:: RECORDS TO PROCESS
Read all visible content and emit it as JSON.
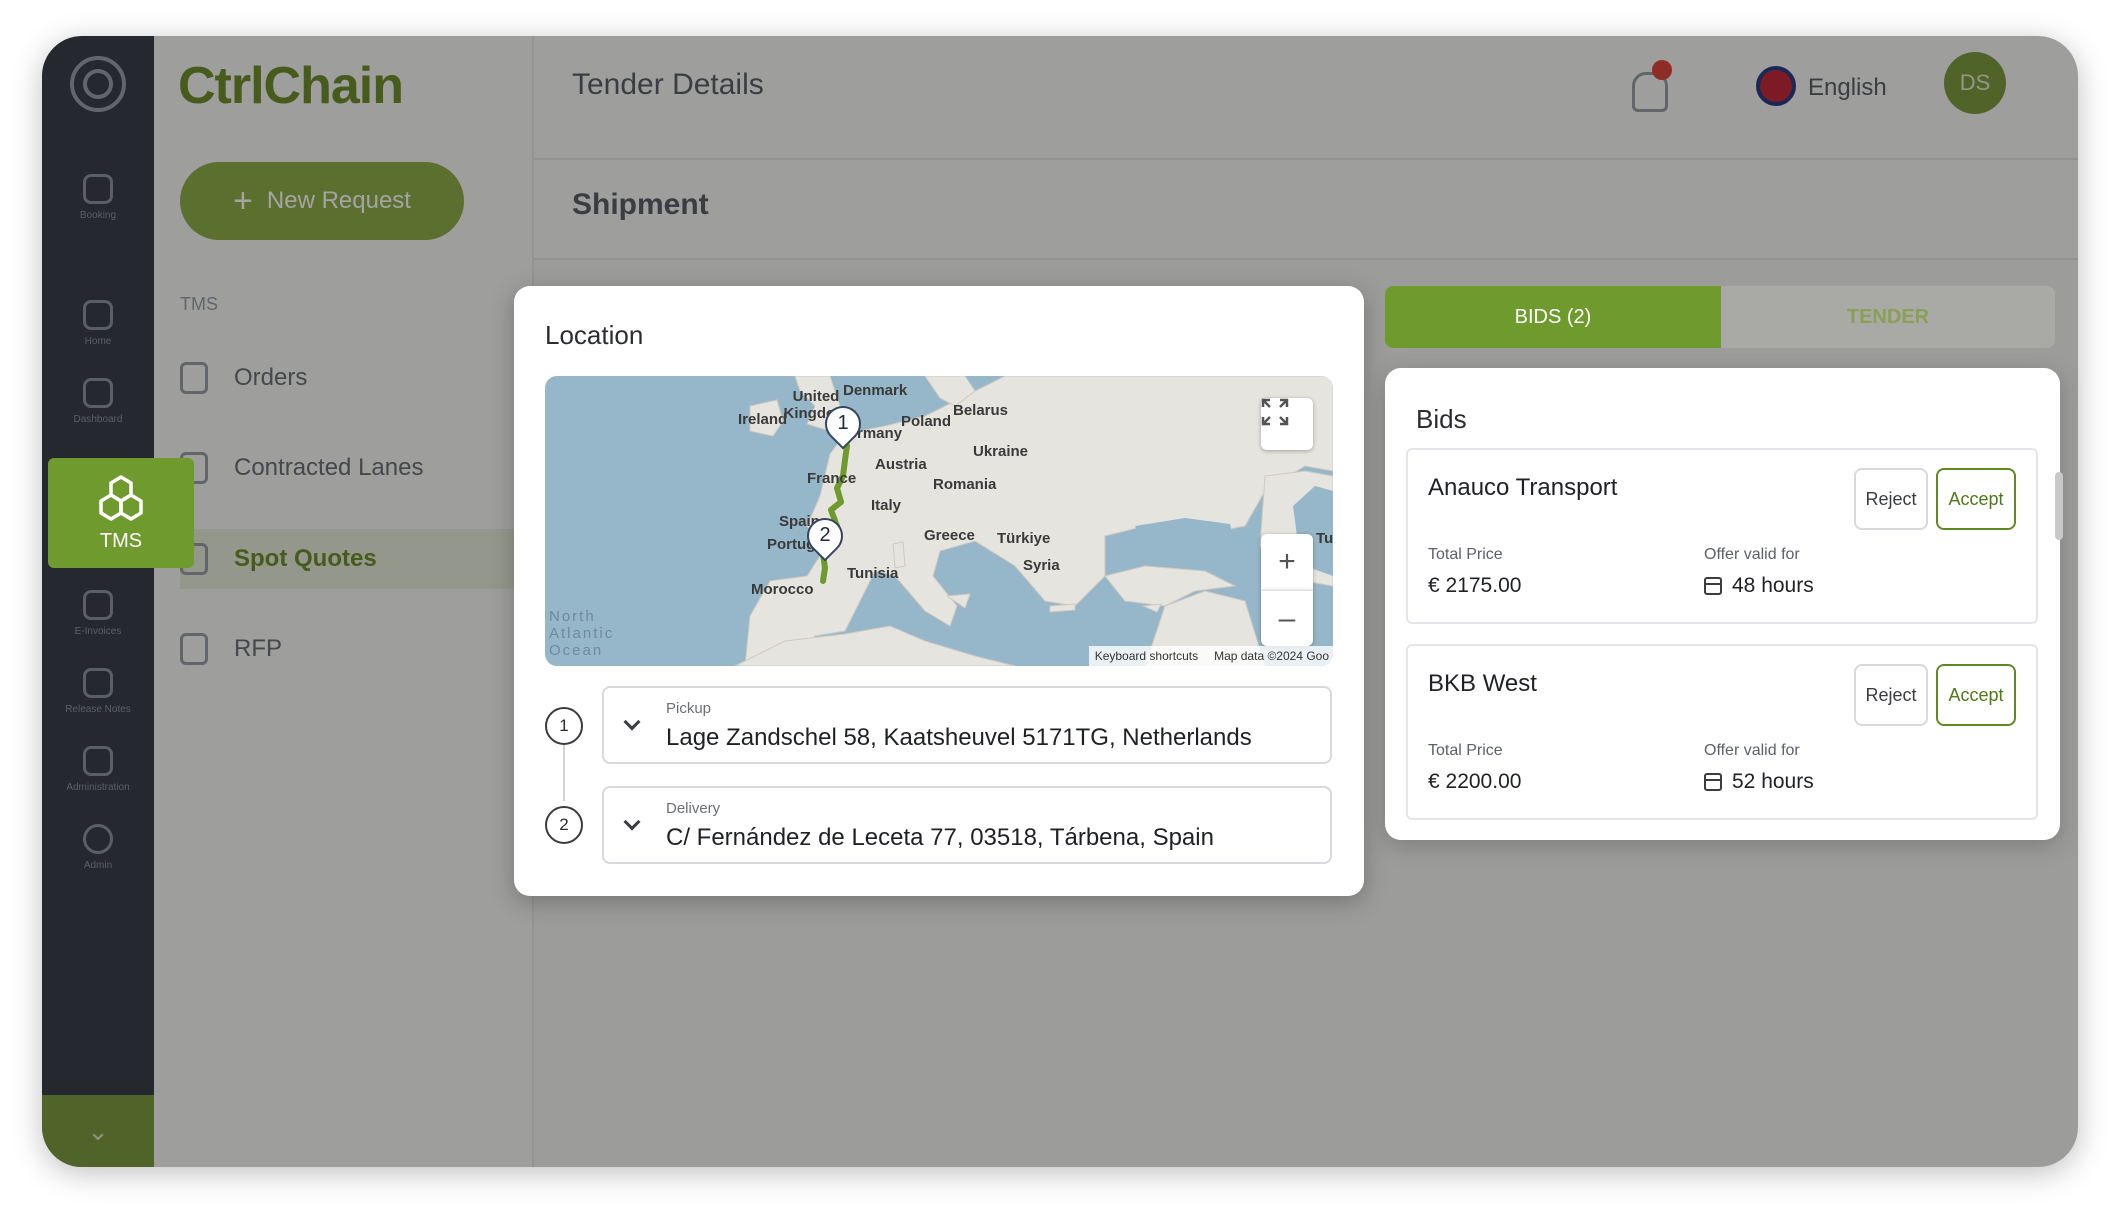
{
  "app": {
    "brand": "CtrlChain",
    "page_title": "Tender Details",
    "section_title": "Shipment"
  },
  "header": {
    "language": "English",
    "avatar_initials": "DS"
  },
  "rail": {
    "items": [
      {
        "label": "Booking",
        "icon": "booking-icon"
      },
      {
        "label": "Home",
        "icon": "home-icon"
      },
      {
        "label": "Dashboard",
        "icon": "dashboard-icon"
      },
      {
        "label": "TMS",
        "icon": "cubes-icon"
      },
      {
        "label": "E-Invoices",
        "icon": "invoice-icon"
      },
      {
        "label": "Release Notes",
        "icon": "notes-icon"
      },
      {
        "label": "Administration",
        "icon": "admin-icon"
      },
      {
        "label": "Admin",
        "icon": "gear-icon"
      }
    ]
  },
  "sidebar": {
    "new_request": "New Request",
    "section": "TMS",
    "items": [
      {
        "label": "Orders"
      },
      {
        "label": "Contracted Lanes"
      },
      {
        "label": "Spot Quotes"
      },
      {
        "label": "RFP"
      }
    ]
  },
  "location": {
    "title": "Location",
    "map": {
      "labels": [
        "Denmark",
        "United Kingdom",
        "Ireland",
        "Belarus",
        "Poland",
        "Germany",
        "Ukraine",
        "Austria",
        "France",
        "Romania",
        "Italy",
        "Spain",
        "Greece",
        "Türkiye",
        "Portugal",
        "Syria",
        "Tunisia",
        "Morocco",
        "Tu"
      ],
      "ocean_label": "North Atlantic Ocean",
      "pins": [
        "1",
        "2"
      ],
      "attribution": {
        "shortcuts": "Keyboard shortcuts",
        "data": "Map data ©2024 Goo"
      },
      "route_color": "#6f9a2d"
    },
    "stops": [
      {
        "number": "1",
        "label": "Pickup",
        "value": "Lage Zandschel 58, Kaatsheuvel 5171TG, Netherlands"
      },
      {
        "number": "2",
        "label": "Delivery",
        "value": "C/ Fernández de Leceta 77, 03518, Tárbena, Spain"
      }
    ]
  },
  "tabs": {
    "bids": "BIDS (2)",
    "tender": "TENDER"
  },
  "bids": {
    "title": "Bids",
    "reject_label": "Reject",
    "accept_label": "Accept",
    "price_label": "Total Price",
    "validity_label": "Offer valid for",
    "items": [
      {
        "carrier": "Anauco Transport",
        "price": "€ 2175.00",
        "validity": "48 hours"
      },
      {
        "carrier": "BKB West",
        "price": "€ 2200.00",
        "validity": "52 hours"
      }
    ]
  },
  "colors": {
    "accent": "#6f9a2d",
    "notification": "#e2453c"
  }
}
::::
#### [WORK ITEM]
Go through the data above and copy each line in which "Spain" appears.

#### [RESPONSE TO THIS EXERCISE]
        "Spain",
        "value": "C/ Fernández de Leceta 77, 03518, Tárbena, Spain"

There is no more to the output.